- Spoken by Danny Masterson in Puff Puff Pass "Irregardless is not a word! This is going to drive me fucking crazy..."
- In the short film The Parlor two characters argue over the
- Joey: "Irregardless, she's a bitch."
- Beth: "Irregardless isn't even a word."
- Joey: "Yes it is, it means without lack of regard."
- In the movie The Hebrew Hammer, the main character mentions the term: "I guess I could be chalant about it, but then again I’m not even so sure if that’s a word. Listen Chief, we could stand around arguing all day, making up words like chalant and irregardless, but I got a case to crack.”
- note SoukhanovSoukhanov, Anne H., ed. The American Heritage Dictionary of the English Language. 3rd Ed. Boston: Houghton Mifflin, 1992.
- note PartridgePartridge, Eric, ed. Origins: A Short Etymological Dictionary of Modern English. New York: Macmillan, 1966.
- note BarnhartBarnhart, Robert K., ed. The Barnhart Dictionary of Etymology. H. W. Wilson Company, 1988.
- note RooneyRooney, Dr. Kathy, ed. Microsoft Encarta College Dictionary. New York: St. Martin's Press, 2001.
- note MurrayMurray, James, et al., eds. The Oxford English Dictionary. 2nd Ed. Vol. VIII. Oxford: Oxford University Press, 1989.

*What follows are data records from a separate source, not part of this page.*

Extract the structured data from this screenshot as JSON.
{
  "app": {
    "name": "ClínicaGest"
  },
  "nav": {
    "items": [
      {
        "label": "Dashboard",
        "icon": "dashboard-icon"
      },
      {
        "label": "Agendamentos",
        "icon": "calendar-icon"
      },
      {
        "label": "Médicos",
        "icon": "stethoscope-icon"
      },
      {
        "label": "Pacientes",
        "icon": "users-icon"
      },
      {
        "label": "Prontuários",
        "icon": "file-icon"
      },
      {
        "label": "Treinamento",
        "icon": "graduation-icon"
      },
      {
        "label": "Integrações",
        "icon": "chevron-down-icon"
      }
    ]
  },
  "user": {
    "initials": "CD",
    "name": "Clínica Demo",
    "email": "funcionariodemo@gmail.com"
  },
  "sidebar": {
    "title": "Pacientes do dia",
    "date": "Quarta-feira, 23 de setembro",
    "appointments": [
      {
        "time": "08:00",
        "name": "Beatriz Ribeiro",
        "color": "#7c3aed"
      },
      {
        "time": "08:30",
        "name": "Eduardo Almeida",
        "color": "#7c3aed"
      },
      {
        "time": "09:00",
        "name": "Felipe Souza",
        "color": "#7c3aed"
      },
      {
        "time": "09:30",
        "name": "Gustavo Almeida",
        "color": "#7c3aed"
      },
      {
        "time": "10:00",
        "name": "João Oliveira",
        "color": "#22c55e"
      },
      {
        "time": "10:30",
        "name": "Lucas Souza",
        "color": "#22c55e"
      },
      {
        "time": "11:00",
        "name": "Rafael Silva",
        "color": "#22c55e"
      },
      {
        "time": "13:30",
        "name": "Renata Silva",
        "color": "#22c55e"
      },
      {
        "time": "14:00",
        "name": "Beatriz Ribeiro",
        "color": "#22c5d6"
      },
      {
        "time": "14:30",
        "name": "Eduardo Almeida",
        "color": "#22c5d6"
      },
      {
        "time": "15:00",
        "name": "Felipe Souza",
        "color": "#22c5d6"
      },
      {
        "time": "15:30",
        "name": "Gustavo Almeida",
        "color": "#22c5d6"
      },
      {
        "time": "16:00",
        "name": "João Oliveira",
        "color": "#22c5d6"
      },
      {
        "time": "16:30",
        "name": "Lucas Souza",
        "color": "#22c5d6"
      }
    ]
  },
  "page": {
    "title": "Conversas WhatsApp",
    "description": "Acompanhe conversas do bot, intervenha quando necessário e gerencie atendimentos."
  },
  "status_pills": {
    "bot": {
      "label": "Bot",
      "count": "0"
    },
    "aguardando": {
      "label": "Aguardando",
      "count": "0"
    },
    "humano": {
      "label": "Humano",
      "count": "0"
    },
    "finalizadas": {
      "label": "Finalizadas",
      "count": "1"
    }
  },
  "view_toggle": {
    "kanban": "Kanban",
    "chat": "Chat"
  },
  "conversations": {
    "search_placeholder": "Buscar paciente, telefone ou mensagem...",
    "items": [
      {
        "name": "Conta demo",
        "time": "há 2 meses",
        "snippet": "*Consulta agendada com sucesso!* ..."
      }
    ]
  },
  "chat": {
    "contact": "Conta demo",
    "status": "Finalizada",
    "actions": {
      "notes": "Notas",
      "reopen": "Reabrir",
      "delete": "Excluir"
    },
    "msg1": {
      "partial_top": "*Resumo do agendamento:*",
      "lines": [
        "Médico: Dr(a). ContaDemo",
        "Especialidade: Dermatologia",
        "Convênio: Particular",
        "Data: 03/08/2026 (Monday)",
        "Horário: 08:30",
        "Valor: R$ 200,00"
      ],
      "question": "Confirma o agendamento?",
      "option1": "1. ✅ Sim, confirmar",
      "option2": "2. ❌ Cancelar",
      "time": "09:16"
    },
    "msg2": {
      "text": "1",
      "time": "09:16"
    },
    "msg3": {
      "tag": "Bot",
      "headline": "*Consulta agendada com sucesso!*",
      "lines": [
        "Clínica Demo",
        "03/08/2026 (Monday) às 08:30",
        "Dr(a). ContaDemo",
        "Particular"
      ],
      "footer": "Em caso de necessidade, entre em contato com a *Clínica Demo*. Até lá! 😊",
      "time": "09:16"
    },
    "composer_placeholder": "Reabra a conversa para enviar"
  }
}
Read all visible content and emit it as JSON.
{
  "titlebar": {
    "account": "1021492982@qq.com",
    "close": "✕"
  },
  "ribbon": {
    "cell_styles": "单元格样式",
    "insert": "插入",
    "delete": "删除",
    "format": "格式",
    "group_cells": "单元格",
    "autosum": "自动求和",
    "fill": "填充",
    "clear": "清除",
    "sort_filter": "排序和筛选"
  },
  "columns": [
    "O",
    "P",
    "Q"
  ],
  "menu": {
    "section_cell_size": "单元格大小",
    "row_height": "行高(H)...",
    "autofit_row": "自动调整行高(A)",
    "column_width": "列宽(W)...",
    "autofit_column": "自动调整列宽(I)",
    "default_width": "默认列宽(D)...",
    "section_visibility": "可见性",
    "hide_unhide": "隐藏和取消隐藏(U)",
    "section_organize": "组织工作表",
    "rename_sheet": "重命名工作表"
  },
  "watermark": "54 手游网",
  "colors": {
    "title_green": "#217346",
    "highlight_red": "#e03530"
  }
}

- note FowlerFowler, H[enry] W[atson], and Sir Ernest Gowers, eds. Fowler's Modern English Usage. 2nd Ed. New York: Oxford University Press, 1965.
- note GoveGove, Phillip B., ed. Webster's Third New International Dictionary of the English Language Unabridged. Springfield, Massachusetts: Merriam-Webster, 1981.
- note BerubeBerube, Margery S., ed. The American Heritage Dictionary. 2nd College Ed. Boston: Houghton Mifflin, 1991.
- note AgnesAgnes, Michael, ed. Webster's New World College Dictionary. 4th Ed. Cleveland, Ohio: Wiley Publishing, 2004.
- note SkeatSkeat, W. W., ed. Etymological Dictionary of the English Language. Oxford: Clarendon Press, 1910.
- note KipferKipfer, Barbara Ann, ed. Roget’s 21st Century Thesaurus. New York: Dell Publishing, 1992.
- note FlernerFlerner, Stuart and Jess Stein, eds. The Random House Thesaurus. College Ed. New York: Random House, 1984.